Trump, in reference to strong suggestions that he invoke the Defense Production Act in order to requisition the production of medical masks, respirators, and other medical equipment for the COVID-19, stated that he didn’t want to go down that path because that would be nationalizing industry: an un-American act. Well, directing production is not the same as nationalising, or taking ownership of firms, but I suppose if you spin it that way it sounds like socialism, and if it sounds like socialism many Americans will reject the idea. Trump prefers to rely on the free market– the same free market which brought the Great Financial Crisis and which left us unprepared for the current event.
In truth, however, there seems to be little to no talk about the nationalization of private firms and the National Production Act does not authorize such action. The Act authorizes the direction of production and distribution for the purposes of national defense and it has been utilized for crises other than war. Some might argue there is not much difference between taking control of production and distribution and taking ownership of a firm but there is a big difference. Under the direction of production and distribution firms will earn profits and owners will maintain ownership. That is a lot different from giving up ownership to the federal government.
But really, why not nationalize, or take a partial step in that direction in large firms which require federal assistance? There need not be a one hundred percent takeover of these firms; nor would it necessarily be in the public interest to do so. Americans, psychologically and spiritually, are not ready for a substantially socialized economy. But it seems Americans are ready for a significant shift in the balance between government and the private sector.
Major industries are calling for huge bailouts from the U.S. Treasury with figures climbing into the hundreds of billions; the figures will only grow larger from there. So far, the emphasis appears to be on loans to struggling companies, not cash infusions through equity positions. This, very arguably, is the wrong path to take. Federal Government investment in large firms should take the form of ownership interests. These equity positions would allow the Federal Government fairer compensation for the bailout risk undertaken during the current and future financial crises, pandemics, war scenarios, and anything else which might render these “too big to fail” firms, the possibility of failing. An equity position or a debt position should be determined on an expedited case by case basis dependent on the perceived risk of the firm’s survival. If the firm’s survival is in question, a debt position might better protect the Government’s interests through priority claims on the firm’s future liquidated assets.
During the Great Financial Crisis the Federal Government took equity stakes in auto firms and financial institutions with an explicit understanding these ownership positions would be sold when the time was deemed appropriate. The Government took largely preferred equity positions with limited voting rights and it seemed more concerned about shedding the perception that it had engaged in socialist practices rather than maximizing the return on its investment.

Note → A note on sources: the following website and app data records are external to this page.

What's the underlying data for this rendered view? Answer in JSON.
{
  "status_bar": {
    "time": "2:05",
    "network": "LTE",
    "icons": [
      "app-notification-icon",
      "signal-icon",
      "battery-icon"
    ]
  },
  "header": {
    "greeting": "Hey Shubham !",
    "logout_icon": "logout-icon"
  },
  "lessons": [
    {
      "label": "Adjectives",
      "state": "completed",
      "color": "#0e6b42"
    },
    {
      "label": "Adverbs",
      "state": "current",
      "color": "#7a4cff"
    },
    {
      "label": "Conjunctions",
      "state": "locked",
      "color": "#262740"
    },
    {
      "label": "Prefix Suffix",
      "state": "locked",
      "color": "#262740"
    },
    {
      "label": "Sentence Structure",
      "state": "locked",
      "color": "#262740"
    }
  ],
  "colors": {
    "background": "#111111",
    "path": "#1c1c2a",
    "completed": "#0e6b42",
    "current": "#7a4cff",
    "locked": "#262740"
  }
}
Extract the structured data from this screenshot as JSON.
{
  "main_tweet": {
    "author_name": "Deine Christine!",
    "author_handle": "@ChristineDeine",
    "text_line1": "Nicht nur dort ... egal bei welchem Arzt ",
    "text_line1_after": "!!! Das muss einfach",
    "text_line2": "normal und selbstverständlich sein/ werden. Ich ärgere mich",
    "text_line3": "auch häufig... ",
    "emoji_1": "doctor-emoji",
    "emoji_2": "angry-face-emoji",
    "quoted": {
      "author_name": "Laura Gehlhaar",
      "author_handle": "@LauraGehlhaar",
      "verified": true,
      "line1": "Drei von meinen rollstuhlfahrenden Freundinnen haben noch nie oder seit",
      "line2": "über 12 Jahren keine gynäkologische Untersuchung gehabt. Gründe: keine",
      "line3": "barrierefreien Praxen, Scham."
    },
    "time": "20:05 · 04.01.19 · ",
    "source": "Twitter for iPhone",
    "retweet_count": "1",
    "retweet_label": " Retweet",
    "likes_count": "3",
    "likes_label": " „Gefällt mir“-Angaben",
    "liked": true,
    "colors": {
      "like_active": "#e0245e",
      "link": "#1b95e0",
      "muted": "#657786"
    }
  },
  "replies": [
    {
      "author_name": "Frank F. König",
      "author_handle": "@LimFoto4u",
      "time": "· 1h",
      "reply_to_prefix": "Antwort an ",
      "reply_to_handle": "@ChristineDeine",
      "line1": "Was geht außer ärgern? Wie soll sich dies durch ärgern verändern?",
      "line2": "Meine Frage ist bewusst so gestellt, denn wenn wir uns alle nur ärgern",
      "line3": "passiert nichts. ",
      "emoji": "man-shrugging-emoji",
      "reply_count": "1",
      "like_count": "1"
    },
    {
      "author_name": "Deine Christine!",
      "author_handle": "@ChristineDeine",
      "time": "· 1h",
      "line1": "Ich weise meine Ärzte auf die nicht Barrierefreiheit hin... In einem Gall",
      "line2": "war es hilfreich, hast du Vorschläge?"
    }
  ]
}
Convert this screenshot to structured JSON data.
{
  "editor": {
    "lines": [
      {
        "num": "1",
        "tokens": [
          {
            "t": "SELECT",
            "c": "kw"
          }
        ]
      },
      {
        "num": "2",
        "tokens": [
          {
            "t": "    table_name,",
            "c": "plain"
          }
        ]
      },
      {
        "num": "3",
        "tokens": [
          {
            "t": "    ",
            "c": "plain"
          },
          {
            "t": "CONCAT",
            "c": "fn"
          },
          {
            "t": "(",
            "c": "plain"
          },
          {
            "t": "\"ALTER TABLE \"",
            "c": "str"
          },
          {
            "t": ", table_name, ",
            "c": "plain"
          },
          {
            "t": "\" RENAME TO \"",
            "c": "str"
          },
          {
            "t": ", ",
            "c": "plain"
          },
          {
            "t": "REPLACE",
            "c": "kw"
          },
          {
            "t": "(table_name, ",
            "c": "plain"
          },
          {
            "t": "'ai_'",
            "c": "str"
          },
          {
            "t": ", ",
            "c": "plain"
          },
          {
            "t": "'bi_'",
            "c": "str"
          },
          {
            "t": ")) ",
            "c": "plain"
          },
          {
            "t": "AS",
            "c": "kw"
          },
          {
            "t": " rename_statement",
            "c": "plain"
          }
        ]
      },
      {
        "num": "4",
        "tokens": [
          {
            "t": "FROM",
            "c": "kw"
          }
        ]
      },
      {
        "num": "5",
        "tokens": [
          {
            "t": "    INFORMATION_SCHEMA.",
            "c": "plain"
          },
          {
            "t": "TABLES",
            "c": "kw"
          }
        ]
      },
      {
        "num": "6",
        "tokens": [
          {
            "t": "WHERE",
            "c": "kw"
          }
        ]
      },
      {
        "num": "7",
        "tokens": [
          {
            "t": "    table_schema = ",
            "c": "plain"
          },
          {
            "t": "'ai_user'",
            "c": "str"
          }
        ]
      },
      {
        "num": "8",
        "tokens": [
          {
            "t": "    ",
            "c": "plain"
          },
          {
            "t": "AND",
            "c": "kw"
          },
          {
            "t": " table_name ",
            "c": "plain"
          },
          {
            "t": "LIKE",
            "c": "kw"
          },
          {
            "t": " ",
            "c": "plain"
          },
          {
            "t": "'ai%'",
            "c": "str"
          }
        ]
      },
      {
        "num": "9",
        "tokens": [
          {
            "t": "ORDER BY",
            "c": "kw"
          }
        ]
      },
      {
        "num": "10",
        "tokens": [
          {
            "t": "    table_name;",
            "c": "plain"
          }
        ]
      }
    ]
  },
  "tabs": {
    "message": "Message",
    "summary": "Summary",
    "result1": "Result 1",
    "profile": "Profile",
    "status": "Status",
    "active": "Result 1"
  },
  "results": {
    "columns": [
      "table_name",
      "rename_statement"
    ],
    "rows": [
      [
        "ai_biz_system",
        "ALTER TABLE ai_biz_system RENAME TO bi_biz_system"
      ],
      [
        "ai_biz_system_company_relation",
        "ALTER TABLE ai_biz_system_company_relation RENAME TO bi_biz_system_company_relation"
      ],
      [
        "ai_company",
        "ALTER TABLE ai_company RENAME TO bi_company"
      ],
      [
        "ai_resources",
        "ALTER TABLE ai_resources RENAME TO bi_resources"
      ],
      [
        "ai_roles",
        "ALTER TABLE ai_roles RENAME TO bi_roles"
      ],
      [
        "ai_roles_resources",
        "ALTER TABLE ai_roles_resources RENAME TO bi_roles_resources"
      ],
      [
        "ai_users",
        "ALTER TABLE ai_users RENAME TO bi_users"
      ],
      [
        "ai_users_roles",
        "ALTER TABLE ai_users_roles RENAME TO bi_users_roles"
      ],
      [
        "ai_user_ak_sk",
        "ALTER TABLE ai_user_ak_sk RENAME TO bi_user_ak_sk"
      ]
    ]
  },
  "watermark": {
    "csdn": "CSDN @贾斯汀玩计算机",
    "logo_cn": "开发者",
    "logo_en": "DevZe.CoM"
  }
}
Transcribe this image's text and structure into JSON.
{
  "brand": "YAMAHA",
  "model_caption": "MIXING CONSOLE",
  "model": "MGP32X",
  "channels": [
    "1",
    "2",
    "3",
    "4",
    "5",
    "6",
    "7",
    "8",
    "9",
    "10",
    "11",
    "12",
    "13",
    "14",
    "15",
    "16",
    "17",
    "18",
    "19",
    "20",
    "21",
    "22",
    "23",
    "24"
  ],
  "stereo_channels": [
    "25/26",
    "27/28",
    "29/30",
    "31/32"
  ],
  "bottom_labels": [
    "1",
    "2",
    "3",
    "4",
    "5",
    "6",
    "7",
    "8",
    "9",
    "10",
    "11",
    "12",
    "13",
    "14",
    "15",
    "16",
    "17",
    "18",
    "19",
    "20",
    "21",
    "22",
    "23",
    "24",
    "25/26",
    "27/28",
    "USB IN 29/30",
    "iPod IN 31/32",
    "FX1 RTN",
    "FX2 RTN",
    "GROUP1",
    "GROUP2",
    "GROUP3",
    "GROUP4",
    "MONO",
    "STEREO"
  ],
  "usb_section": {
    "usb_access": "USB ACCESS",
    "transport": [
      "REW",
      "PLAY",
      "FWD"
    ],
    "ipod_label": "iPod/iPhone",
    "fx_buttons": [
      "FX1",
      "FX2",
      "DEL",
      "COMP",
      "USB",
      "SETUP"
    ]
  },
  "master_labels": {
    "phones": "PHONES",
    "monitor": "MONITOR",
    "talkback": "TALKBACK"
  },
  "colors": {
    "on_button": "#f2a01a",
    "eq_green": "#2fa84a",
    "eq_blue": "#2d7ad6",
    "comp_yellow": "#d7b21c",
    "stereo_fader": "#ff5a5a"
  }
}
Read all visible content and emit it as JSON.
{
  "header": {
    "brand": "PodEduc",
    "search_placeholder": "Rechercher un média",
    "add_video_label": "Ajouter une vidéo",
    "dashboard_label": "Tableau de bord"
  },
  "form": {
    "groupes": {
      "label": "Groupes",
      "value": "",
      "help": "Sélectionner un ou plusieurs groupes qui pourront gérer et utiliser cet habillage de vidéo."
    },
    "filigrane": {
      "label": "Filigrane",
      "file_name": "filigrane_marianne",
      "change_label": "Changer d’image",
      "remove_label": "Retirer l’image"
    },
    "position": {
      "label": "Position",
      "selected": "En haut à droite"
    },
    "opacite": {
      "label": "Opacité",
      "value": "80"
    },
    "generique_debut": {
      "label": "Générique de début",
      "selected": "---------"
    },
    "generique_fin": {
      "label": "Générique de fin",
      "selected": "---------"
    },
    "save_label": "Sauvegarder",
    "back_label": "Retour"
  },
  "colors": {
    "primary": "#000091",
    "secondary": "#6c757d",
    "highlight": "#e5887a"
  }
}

This time around, assuming that we can move the government towards ownership stakes in these firms, we should insist on continued Federal ownership. Why? The public would likely gather a greater return from the firm’s future profits through stock ownership than it would from interest earnings on the firm’s debt. Furthermore, continued Federal ownership positions will enable greater democratic control over the course of the nation’s future economic activity. If the firms are truly desperate they will accept the cash infusion that a Federal equity purchase will bring. The Federal Government, for ideological, political, or other purposes, is giving away too much during these negotiations. They have assumed a weak bargaining position when they are in a very strong position. This reflects one reason why private sector capital interests do so well, they simply negotiate a better deal.
The private sector will get away with this if the public ignores the issue. Now is the moment to transition to a more democratic system through ownership interests in large firms which seek assistance from the Federal Government. This would bring us closer to the economic models found in the Nordic nations where governments share in the ownership of large and powerful firms; where consequently wealth and income are more evenly distributed, and where in survey after survey the conclusion is that people in this region of the world, despite the cold weather, are happier than their European and American counterparts.
The neoliberal agenda of massive privatization over the past 40 years or so has proven itself destructive of the popular good. Now is the time to seize the moment: a Federal ownership position in these firms will enable the public to leverage a return for the risk it undertakes when it rescues these firms; it would also enable a return on the public assets which private firms have successfully leveraged for private sector profits. These assets include state provided public education, roadways, a stable society enforced through publicly-paid police and judicial apparatuses, the U.S. military which secures their agenda abroad, and so forth.
A step towards nationalization may be deemed un-American, depending on one’s perception of what it means to be an American. If being an American, however, means the exercise of democratic control, then federal ownership positions in large corporations represents greater democracy, not less democracy, and is therefore more American than the concentration of power amassed through the current economic model which emphasizes excessive private sector control.